MINNEAPOLIS (WCCO) — Edina resident Lee Wolfe Blum now knows a secret that changed her life.

“There has been a secret about me, held in the family for 46 years, and everyone promised when I was born not to tell,” Lee said.

The secret unraveled one year ago. Lee convinced her sister to take an AncestryDNA tests.

“The ads even make it like it’s this awesome thing. You’re gonna find out this awesome history, you’re gonna find out everything about your family that you never knew,” Lee said. “But what they don’t tell you is that you’re gonna find out everything about your family that you didn’t know [laughs!]”

The results showed that Lee and her sister are actually half-sisters.

“I was devastated. You get into a state of shock, like I can’t even explain,” Lee said. “So I called Ancestry, I was on hold forever, and then said, you know, ‘How can this be true? How can I spit in a tube and you can find out this? My sister and I look just alike,’ and the woman on the phone said, ‘You need to call your family.’ That was it. And then she hung up.”

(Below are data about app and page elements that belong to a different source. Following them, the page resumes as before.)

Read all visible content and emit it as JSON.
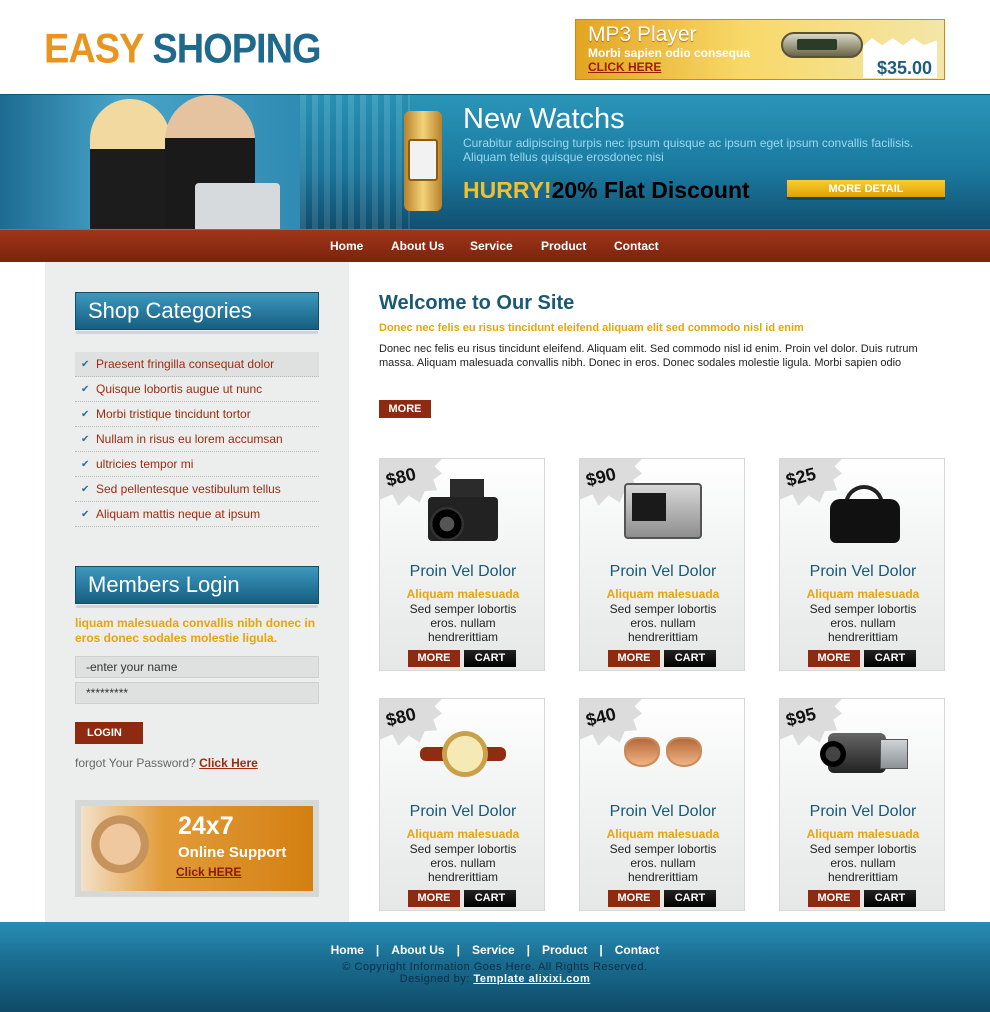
{
  "logo": {
    "part1": "EASY",
    "part2": "SHOPING"
  },
  "promo": {
    "title": "MP3 Player",
    "subtitle": "Morbi sapien odio consequa",
    "link": "CLICK HERE",
    "price": "$35.00"
  },
  "banner": {
    "title": "New Watchs",
    "desc": "Curabitur adipiscing turpis nec ipsum quisque ac ipsum eget ipsum convallis facilisis. Aliquam tellus quisque erosdonec nisi",
    "hurry": "HURRY!",
    "discount": "20% Flat Discount",
    "button": "MORE DETAIL"
  },
  "nav": [
    "Home",
    "About Us",
    "Service",
    "Product",
    "Contact"
  ],
  "sidebar": {
    "categories_title": "Shop Categories",
    "categories": [
      "Praesent fringilla consequat dolor",
      "Quisque lobortis augue ut nunc",
      "Morbi tristique tincidunt tortor",
      "Nullam in risus eu lorem accumsan",
      "ultricies tempor mi",
      "Sed pellentesque vestibulum tellus",
      "Aliquam mattis neque at ipsum"
    ],
    "login_title": "Members Login",
    "login_note": "liquam malesuada convallis nibh donec in eros donec sodales molestie ligula.",
    "username_placeholder": "-enter your name",
    "password_value": "*********",
    "login_button": "LOGIN",
    "forgot_text": "forgot Your Password?",
    "forgot_link": "Click Here",
    "support": {
      "hours": "24x7",
      "label": "Online Support",
      "link": "Click HERE"
    }
  },
  "main": {
    "welcome": "Welcome to Our Site",
    "subtitle": "Donec nec felis eu risus tincidunt eleifend aliquam elit sed commodo nisl id enim",
    "body": "Donec nec felis eu risus tincidunt eleifend. Aliquam elit. Sed commodo nisl id enim. Proin vel dolor. Duis rutrum massa. Aliquam malesuada convallis nibh. Donec in eros. Donec sodales molestie ligula. Morbi sapien odio",
    "more": "MORE"
  },
  "products": [
    {
      "price": "$80",
      "name": "Proin Vel Dolor",
      "sub": "Aliquam malesuada",
      "desc": "Sed semper lobortis eros. nullam hendrerittiam",
      "more": "MORE",
      "cart": "CART",
      "icon": "camera-icon"
    },
    {
      "price": "$90",
      "name": "Proin Vel Dolor",
      "sub": "Aliquam malesuada",
      "desc": "Sed semper lobortis eros. nullam hendrerittiam",
      "more": "MORE",
      "cart": "CART",
      "icon": "digital-camera-icon"
    },
    {
      "price": "$25",
      "name": "Proin Vel Dolor",
      "sub": "Aliquam malesuada",
      "desc": "Sed semper lobortis eros. nullam hendrerittiam",
      "more": "MORE",
      "cart": "CART",
      "icon": "handbag-icon"
    },
    {
      "price": "$80",
      "name": "Proin Vel Dolor",
      "sub": "Aliquam malesuada",
      "desc": "Sed semper lobortis eros. nullam hendrerittiam",
      "more": "MORE",
      "cart": "CART",
      "icon": "wristwatch-icon"
    },
    {
      "price": "$40",
      "name": "Proin Vel Dolor",
      "sub": "Aliquam malesuada",
      "desc": "Sed semper lobortis eros. nullam hendrerittiam",
      "more": "MORE",
      "cart": "CART",
      "icon": "sunglasses-icon"
    },
    {
      "price": "$95",
      "name": "Proin Vel Dolor",
      "sub": "Aliquam malesuada",
      "desc": "Sed semper lobortis eros. nullam hendrerittiam",
      "more": "MORE",
      "cart": "CART",
      "icon": "camcorder-icon"
    }
  ],
  "footer": {
    "links": [
      "Home",
      "About Us",
      "Service",
      "Product",
      "Contact"
    ],
    "separator": "|",
    "copyright": "© Copyright Information Goes Here. All Rights Reserved.",
    "designed_by": "Designed by:",
    "designer": "Template alixixi.com"
  }
}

Lee Wolfe Blum (credit: CBS)

She says she felt stranded with no guidance. Then she found an online community with 7,000 others in a similar predicament.

“My whole entire life unraveled. Everything about me, the way I look, my DNA,” Lee said.

After questioning her now-estranged mother, Lee realized the father who raised her was not the man whose genes she shared. She says her mother had an affair with a man from Georgia – a man she recently went to visit.

“I’ve always thought I look like my dad. I’ve always thought my face looks like his. And then I met my birth father … and I look him,” Lee said.

She still doesn’t understand the details — just that her mother, birth father and the man who raised her all knew.

“I get it why they did what they did,” Lee said. “I think as time went on, it just became too difficult to say it.”

Lee says she is glad she found out. She plans to take her knowledge and write a book, hoping DNA companies will broaden their support systems.

“My other hope is that if anyone is in silence, dealing with this, that they would know they’re not alone,” Lee said.

She says people need to know that a simple test can complicate everything.

Lee says her birth father never had any other children. Now they’re forming a bond. But she and the father who raised her are closer than ever.

We reached out to AncestryDNA about support for people like Lee. They say they have “…a small, dedicated group of highly-experienced representatives who speak to customers with more sensitive queries.”

Susan-Elizabeth Littlefield